- [Dataset extract]

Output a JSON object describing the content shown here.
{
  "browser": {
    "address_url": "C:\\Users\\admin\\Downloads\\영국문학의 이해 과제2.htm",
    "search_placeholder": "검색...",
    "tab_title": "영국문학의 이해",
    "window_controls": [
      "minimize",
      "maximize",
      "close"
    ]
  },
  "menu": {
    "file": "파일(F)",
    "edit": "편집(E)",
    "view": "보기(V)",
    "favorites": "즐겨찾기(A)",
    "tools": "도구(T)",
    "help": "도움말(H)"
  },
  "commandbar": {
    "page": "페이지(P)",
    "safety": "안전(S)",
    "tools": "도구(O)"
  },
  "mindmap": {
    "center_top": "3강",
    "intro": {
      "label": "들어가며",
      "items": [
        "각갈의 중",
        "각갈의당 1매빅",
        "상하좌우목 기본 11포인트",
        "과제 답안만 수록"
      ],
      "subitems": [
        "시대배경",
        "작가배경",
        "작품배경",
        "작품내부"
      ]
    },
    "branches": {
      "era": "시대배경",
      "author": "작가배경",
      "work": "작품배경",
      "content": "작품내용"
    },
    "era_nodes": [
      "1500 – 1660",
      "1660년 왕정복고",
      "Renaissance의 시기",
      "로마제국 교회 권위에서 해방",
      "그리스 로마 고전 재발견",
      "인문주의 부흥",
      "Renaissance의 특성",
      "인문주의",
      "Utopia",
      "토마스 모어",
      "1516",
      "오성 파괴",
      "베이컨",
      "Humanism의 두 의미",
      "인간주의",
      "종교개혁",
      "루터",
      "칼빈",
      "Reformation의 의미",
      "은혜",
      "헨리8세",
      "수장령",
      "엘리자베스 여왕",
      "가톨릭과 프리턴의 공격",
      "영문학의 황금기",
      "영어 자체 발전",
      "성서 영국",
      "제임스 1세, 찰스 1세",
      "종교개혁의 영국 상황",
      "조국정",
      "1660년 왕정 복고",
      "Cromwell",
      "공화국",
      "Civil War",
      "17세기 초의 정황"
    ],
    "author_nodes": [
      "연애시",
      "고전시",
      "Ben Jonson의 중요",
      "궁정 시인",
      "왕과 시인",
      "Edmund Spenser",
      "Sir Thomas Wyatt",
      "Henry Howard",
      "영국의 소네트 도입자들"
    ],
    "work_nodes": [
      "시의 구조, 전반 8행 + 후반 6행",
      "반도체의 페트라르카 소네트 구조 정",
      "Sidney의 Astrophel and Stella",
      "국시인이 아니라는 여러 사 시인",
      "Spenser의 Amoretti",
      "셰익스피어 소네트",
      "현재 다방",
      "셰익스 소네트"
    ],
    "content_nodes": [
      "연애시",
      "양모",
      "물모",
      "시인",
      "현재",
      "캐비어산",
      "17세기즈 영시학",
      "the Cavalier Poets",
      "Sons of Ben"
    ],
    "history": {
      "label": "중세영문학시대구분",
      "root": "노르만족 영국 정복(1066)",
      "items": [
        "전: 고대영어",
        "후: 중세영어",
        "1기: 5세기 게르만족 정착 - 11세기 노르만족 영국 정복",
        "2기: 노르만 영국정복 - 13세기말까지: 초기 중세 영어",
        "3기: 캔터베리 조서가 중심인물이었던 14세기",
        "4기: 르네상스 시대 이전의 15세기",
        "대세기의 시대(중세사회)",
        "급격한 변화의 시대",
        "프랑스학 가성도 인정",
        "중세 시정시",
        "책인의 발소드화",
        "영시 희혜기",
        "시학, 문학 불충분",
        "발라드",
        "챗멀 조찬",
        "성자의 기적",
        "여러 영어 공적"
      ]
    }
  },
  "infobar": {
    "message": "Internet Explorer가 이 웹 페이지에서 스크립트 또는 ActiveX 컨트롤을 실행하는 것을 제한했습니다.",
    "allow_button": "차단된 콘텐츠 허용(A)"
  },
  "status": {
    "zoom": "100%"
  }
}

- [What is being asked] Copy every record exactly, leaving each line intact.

- [Exercise output]
Output a JSON object describing the content shown here.
{
  "browser": {
    "address_url": "C:\\Users\\admin\\Downloads\\영국문학의 이해 과제2.htm",
    "search_placeholder": "검색...",
    "tab_title": "영국문학의 이해",
    "window_controls": [
      "minimize",
      "maximize",
      "close"
    ]
  },
  "menu": {
    "file": "파일(F)",
    "edit": "편집(E)",
    "view": "보기(V)",
    "favorites": "즐겨찾기(A)",
    "tools": "도구(T)",
    "help": "도움말(H)"
  },
  "commandbar": {
    "page": "페이지(P)",
    "safety": "안전(S)",
    "tools": "도구(O)"
  },
  "mindmap": {
    "center_top": "3강",
    "intro": {
      "label": "들어가며",
      "items": [
        "각갈의 중",
        "각갈의당 1매빅",
        "상하좌우목 기본 11포인트",
        "과제 답안만 수록"
      ],
      "subitems": [
        "시대배경",
        "작가배경",
        "작품배경",
        "작품내부"
      ]
    },
    "branches": {
      "era": "시대배경",
      "author": "작가배경",
      "work": "작품배경",
      "content": "작품내용"
    },
    "era_nodes": [
      "1500 – 1660",
      "1660년 왕정복고",
      "Renaissance의 시기",
      "로마제국 교회 권위에서 해방",
      "그리스 로마 고전 재발견",
      "인문주의 부흥",
      "Renaissance의 특성",
      "인문주의",
      "Utopia",
      "토마스 모어",
      "1516",
      "오성 파괴",
      "베이컨",
      "Humanism의 두 의미",
      "인간주의",
      "종교개혁",
      "루터",
      "칼빈",
      "Reformation의 의미",
      "은혜",
      "헨리8세",
      "수장령",
      "엘리자베스 여왕",
      "가톨릭과 프리턴의 공격",
      "영문학의 황금기",
      "영어 자체 발전",
      "성서 영국",
      "제임스 1세, 찰스 1세",
      "종교개혁의 영국 상황",
      "조국정",
      "1660년 왕정 복고",
      "Cromwell",
      "공화국",
      "Civil War",
      "17세기 초의 정황"
    ],
    "author_nodes": [
      "연애시",
      "고전시",
      "Ben Jonson의 중요",
      "궁정 시인",
      "왕과 시인",
      "Edmund Spenser",
      "Sir Thomas Wyatt",
      "Henry Howard",
      "영국의 소네트 도입자들"
    ],
    "work_nodes": [
      "시의 구조, 전반 8행 + 후반 6행",
      "반도체의 페트라르카 소네트 구조 정",
      "Sidney의 Astrophel and Stella",
      "국시인이 아니라는 여러 사 시인",
      "Spenser의 Amoretti",
      "셰익스피어 소네트",
      "현재 다방",
      "셰익스 소네트"
    ],
    "content_nodes": [
      "연애시",
      "양모",
      "물모",
      "시인",
      "현재",
      "캐비어산",
      "17세기즈 영시학",
      "the Cavalier Poets",
      "Sons of Ben"
    ],
    "history": {
      "label": "중세영문학시대구분",
      "root": "노르만족 영국 정복(1066)",
      "items": [
        "전: 고대영어",
        "후: 중세영어",
        "1기: 5세기 게르만족 정착 - 11세기 노르만족 영국 정복",
        "2기: 노르만 영국정복 - 13세기말까지: 초기 중세 영어",
        "3기: 캔터베리 조서가 중심인물이었던 14세기",
        "4기: 르네상스 시대 이전의 15세기",
        "대세기의 시대(중세사회)",
        "급격한 변화의 시대",
        "프랑스학 가성도 인정",
        "중세 시정시",
        "책인의 발소드화",
        "영시 희혜기",
        "시학, 문학 불충분",
        "발라드",
        "챗멀 조찬",
        "성자의 기적",
        "여러 영어 공적"
      ]
    }
  },
  "infobar": {
    "message": "Internet Explorer가 이 웹 페이지에서 스크립트 또는 ActiveX 컨트롤을 실행하는 것을 제한했습니다.",
    "allow_button": "차단된 콘텐츠 허용(A)"
  },
  "status": {
    "zoom": "100%"
  }
}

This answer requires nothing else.